──────── Source information ────────

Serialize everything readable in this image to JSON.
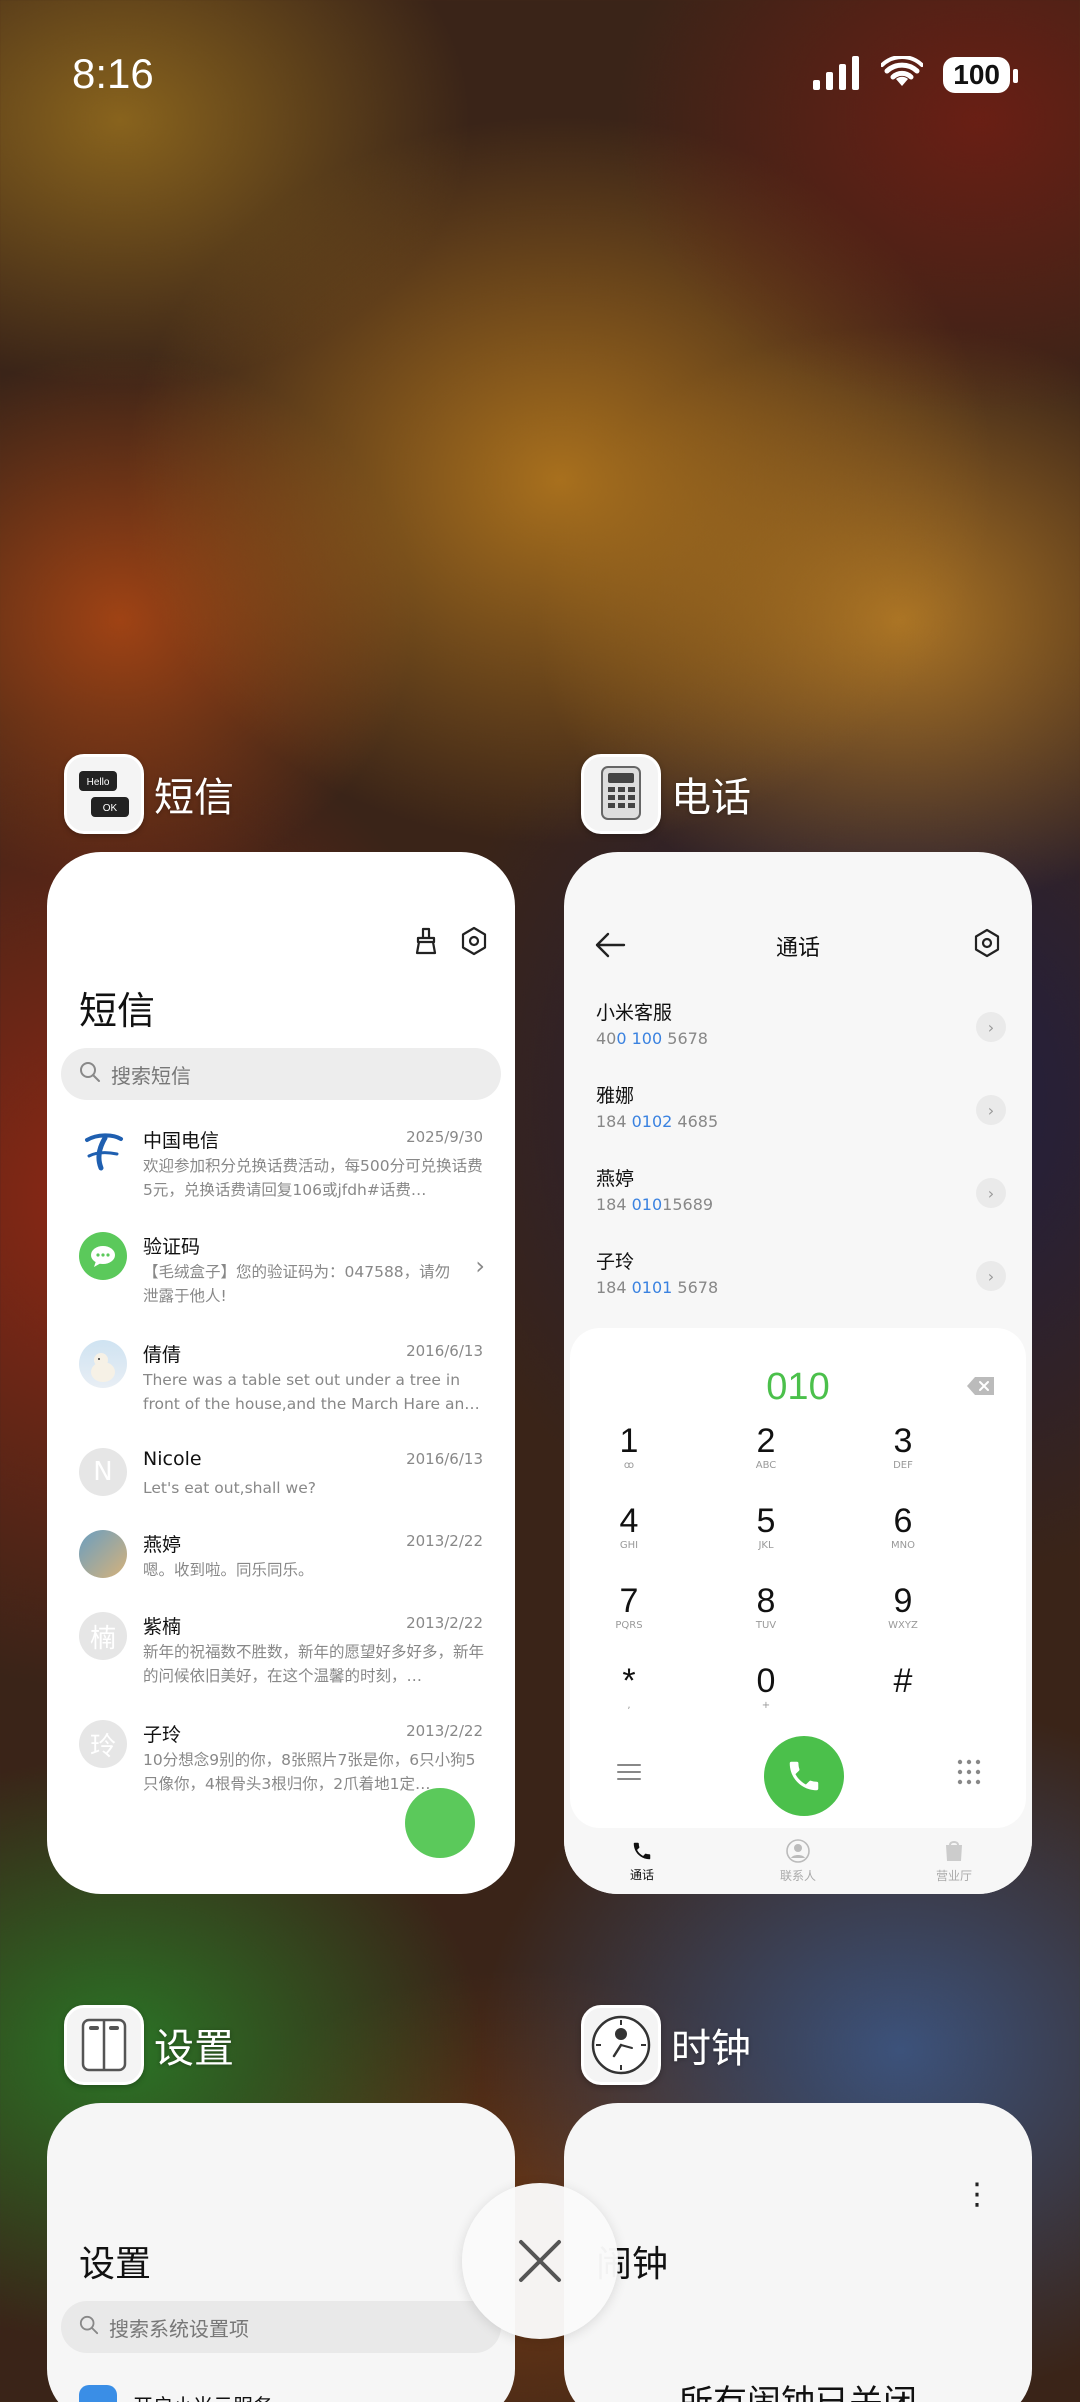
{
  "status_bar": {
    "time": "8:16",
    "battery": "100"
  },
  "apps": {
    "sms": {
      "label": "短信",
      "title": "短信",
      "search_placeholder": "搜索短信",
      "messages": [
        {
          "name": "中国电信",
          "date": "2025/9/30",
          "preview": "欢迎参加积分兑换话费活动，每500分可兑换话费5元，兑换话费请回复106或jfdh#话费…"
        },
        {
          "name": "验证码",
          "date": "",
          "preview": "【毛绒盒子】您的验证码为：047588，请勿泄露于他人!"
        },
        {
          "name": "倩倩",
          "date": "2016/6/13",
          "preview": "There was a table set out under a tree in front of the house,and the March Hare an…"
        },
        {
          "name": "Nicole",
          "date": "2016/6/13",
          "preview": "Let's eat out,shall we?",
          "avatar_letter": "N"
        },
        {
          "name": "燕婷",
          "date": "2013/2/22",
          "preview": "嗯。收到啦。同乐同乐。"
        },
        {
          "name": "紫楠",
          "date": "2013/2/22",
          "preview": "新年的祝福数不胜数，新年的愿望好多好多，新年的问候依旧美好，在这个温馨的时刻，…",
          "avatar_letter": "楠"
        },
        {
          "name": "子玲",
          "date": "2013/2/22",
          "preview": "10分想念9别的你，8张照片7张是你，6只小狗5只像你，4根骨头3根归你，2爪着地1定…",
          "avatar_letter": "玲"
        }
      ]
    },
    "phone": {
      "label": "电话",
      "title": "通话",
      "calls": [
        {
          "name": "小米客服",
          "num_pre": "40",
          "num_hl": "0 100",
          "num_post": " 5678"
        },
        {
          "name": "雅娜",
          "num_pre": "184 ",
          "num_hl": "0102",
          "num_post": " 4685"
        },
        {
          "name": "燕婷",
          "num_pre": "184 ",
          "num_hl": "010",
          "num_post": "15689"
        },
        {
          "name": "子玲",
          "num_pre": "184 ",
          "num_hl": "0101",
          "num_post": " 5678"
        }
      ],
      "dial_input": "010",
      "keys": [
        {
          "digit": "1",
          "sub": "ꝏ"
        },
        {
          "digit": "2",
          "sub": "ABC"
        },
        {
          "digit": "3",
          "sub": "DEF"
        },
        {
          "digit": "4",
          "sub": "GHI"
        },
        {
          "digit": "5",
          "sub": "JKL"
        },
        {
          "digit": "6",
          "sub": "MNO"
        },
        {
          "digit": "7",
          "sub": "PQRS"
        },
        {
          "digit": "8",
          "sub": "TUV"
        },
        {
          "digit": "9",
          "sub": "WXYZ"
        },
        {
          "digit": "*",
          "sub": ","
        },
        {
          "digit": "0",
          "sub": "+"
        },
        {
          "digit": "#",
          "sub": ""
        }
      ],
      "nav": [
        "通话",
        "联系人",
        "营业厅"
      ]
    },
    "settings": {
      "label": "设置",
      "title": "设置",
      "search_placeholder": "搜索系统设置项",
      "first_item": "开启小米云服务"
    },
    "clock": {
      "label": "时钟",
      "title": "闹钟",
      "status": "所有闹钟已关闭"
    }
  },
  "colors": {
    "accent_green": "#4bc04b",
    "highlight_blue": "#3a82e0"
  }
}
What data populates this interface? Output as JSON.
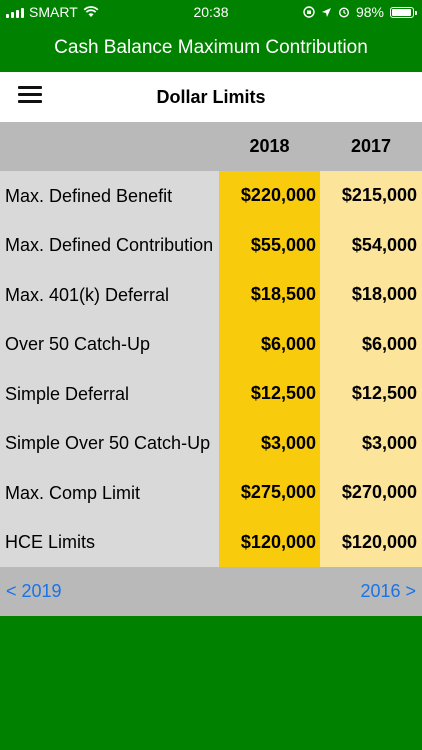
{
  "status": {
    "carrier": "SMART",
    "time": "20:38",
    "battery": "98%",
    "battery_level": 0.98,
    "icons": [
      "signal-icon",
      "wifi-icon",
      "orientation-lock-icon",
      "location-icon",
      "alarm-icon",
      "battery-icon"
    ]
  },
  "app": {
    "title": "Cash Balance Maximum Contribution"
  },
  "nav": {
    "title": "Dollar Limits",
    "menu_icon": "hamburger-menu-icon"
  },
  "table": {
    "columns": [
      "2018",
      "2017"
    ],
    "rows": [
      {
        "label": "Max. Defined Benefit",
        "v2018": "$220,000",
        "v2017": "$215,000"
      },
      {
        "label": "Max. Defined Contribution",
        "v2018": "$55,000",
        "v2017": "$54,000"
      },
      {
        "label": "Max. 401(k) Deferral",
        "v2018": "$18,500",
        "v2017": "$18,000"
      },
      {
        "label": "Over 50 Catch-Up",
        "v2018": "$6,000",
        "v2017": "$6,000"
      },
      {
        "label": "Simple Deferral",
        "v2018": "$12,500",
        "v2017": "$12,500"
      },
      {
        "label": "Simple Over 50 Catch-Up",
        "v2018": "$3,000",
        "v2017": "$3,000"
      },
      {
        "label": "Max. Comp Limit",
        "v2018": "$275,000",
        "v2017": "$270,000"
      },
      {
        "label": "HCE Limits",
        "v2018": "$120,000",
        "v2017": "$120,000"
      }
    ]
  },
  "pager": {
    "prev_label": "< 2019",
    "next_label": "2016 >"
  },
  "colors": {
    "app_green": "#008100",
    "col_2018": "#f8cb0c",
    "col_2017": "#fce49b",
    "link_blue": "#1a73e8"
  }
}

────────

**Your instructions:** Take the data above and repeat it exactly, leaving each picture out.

**Exercise response:**
Serialize everything readable in this image to JSON.
{
  "status_bar": {
    "time": "8:16",
    "battery": "100"
  },
  "apps": {
    "sms": {
      "label": "短信",
      "title": "短信",
      "search_placeholder": "搜索短信",
      "messages": [
        {
          "name": "中国电信",
          "date": "2025/9/30",
          "preview": "欢迎参加积分兑换话费活动，每500分可兑换话费5元，兑换话费请回复106或jfdh#话费…"
        },
        {
          "name": "验证码",
          "date": "",
          "preview": "【毛绒盒子】您的验证码为：047588，请勿泄露于他人!"
        },
        {
          "name": "倩倩",
          "date": "2016/6/13",
          "preview": "There was a table set out under a tree in front of the house,and the March Hare an…"
        },
        {
          "name": "Nicole",
          "date": "2016/6/13",
          "preview": "Let's eat out,shall we?",
          "avatar_letter": "N"
        },
        {
          "name": "燕婷",
          "date": "2013/2/22",
          "preview": "嗯。收到啦。同乐同乐。"
        },
        {
          "name": "紫楠",
          "date": "2013/2/22",
          "preview": "新年的祝福数不胜数，新年的愿望好多好多，新年的问候依旧美好，在这个温馨的时刻，…",
          "avatar_letter": "楠"
        },
        {
          "name": "子玲",
          "date": "2013/2/22",
          "preview": "10分想念9别的你，8张照片7张是你，6只小狗5只像你，4根骨头3根归你，2爪着地1定…",
          "avatar_letter": "玲"
        }
      ]
    },
    "phone": {
      "label": "电话",
      "title": "通话",
      "calls": [
        {
          "name": "小米客服",
          "num_pre": "40",
          "num_hl": "0 100",
          "num_post": " 5678"
        },
        {
          "name": "雅娜",
          "num_pre": "184 ",
          "num_hl": "0102",
          "num_post": " 4685"
        },
        {
          "name": "燕婷",
          "num_pre": "184 ",
          "num_hl": "010",
          "num_post": "15689"
        },
        {
          "name": "子玲",
          "num_pre": "184 ",
          "num_hl": "0101",
          "num_post": " 5678"
        }
      ],
      "dial_input": "010",
      "keys": [
        {
          "digit": "1",
          "sub": "ꝏ"
        },
        {
          "digit": "2",
          "sub": "ABC"
        },
        {
          "digit": "3",
          "sub": "DEF"
        },
        {
          "digit": "4",
          "sub": "GHI"
        },
        {
          "digit": "5",
          "sub": "JKL"
        },
        {
          "digit": "6",
          "sub": "MNO"
        },
        {
          "digit": "7",
          "sub": "PQRS"
        },
        {
          "digit": "8",
          "sub": "TUV"
        },
        {
          "digit": "9",
          "sub": "WXYZ"
        },
        {
          "digit": "*",
          "sub": ","
        },
        {
          "digit": "0",
          "sub": "+"
        },
        {
          "digit": "#",
          "sub": ""
        }
      ],
      "nav": [
        "通话",
        "联系人",
        "营业厅"
      ]
    },
    "settings": {
      "label": "设置",
      "title": "设置",
      "search_placeholder": "搜索系统设置项",
      "first_item": "开启小米云服务"
    },
    "clock": {
      "label": "时钟",
      "title": "闹钟",
      "status": "所有闹钟已关闭"
    }
  },
  "colors": {
    "accent_green": "#4bc04b",
    "highlight_blue": "#3a82e0"
  }
}
What data populates this interface? Output as JSON.
{
  "status": {
    "carrier": "SMART",
    "time": "20:38",
    "battery": "98%",
    "battery_level": 0.98,
    "icons": [
      "signal-icon",
      "wifi-icon",
      "orientation-lock-icon",
      "location-icon",
      "alarm-icon",
      "battery-icon"
    ]
  },
  "app": {
    "title": "Cash Balance Maximum Contribution"
  },
  "nav": {
    "title": "Dollar Limits",
    "menu_icon": "hamburger-menu-icon"
  },
  "table": {
    "columns": [
      "2018",
      "2017"
    ],
    "rows": [
      {
        "label": "Max. Defined Benefit",
        "v2018": "$220,000",
        "v2017": "$215,000"
      },
      {
        "label": "Max. Defined Contribution",
        "v2018": "$55,000",
        "v2017": "$54,000"
      },
      {
        "label": "Max. 401(k) Deferral",
        "v2018": "$18,500",
        "v2017": "$18,000"
      },
      {
        "label": "Over 50 Catch-Up",
        "v2018": "$6,000",
        "v2017": "$6,000"
      },
      {
        "label": "Simple Deferral",
        "v2018": "$12,500",
        "v2017": "$12,500"
      },
      {
        "label": "Simple Over 50 Catch-Up",
        "v2018": "$3,000",
        "v2017": "$3,000"
      },
      {
        "label": "Max. Comp Limit",
        "v2018": "$275,000",
        "v2017": "$270,000"
      },
      {
        "label": "HCE Limits",
        "v2018": "$120,000",
        "v2017": "$120,000"
      }
    ]
  },
  "pager": {
    "prev_label": "< 2019",
    "next_label": "2016 >"
  },
  "colors": {
    "app_green": "#008100",
    "col_2018": "#f8cb0c",
    "col_2017": "#fce49b",
    "link_blue": "#1a73e8"
  }
}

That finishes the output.